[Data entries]
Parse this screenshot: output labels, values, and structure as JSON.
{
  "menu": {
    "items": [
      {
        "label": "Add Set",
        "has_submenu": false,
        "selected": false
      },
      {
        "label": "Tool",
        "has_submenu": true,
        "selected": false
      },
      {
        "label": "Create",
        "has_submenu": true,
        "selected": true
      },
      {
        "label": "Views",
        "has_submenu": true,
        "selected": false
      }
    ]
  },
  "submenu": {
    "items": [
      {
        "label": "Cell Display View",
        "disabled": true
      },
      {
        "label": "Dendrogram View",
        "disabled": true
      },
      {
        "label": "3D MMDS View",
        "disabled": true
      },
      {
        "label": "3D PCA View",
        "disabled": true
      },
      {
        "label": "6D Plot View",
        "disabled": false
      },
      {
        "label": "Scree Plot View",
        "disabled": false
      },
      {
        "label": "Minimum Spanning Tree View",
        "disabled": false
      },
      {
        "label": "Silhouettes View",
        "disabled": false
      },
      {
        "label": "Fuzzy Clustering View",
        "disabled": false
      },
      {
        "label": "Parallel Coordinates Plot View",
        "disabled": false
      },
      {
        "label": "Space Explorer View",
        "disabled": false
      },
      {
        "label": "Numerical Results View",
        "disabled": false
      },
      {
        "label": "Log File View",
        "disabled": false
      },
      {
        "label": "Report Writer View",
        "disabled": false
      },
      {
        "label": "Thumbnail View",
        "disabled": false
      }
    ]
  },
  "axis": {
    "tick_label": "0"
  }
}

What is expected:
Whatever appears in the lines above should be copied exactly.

Response area:
Parse this screenshot: output labels, values, and structure as JSON.
{
  "menu": {
    "items": [
      {
        "label": "Add Set",
        "has_submenu": false,
        "selected": false
      },
      {
        "label": "Tool",
        "has_submenu": true,
        "selected": false
      },
      {
        "label": "Create",
        "has_submenu": true,
        "selected": true
      },
      {
        "label": "Views",
        "has_submenu": true,
        "selected": false
      }
    ]
  },
  "submenu": {
    "items": [
      {
        "label": "Cell Display View",
        "disabled": true
      },
      {
        "label": "Dendrogram View",
        "disabled": true
      },
      {
        "label": "3D MMDS View",
        "disabled": true
      },
      {
        "label": "3D PCA View",
        "disabled": true
      },
      {
        "label": "6D Plot View",
        "disabled": false
      },
      {
        "label": "Scree Plot View",
        "disabled": false
      },
      {
        "label": "Minimum Spanning Tree View",
        "disabled": false
      },
      {
        "label": "Silhouettes View",
        "disabled": false
      },
      {
        "label": "Fuzzy Clustering View",
        "disabled": false
      },
      {
        "label": "Parallel Coordinates Plot View",
        "disabled": false
      },
      {
        "label": "Space Explorer View",
        "disabled": false
      },
      {
        "label": "Numerical Results View",
        "disabled": false
      },
      {
        "label": "Log File View",
        "disabled": false
      },
      {
        "label": "Report Writer View",
        "disabled": false
      },
      {
        "label": "Thumbnail View",
        "disabled": false
      }
    ]
  },
  "axis": {
    "tick_label": "0"
  }
}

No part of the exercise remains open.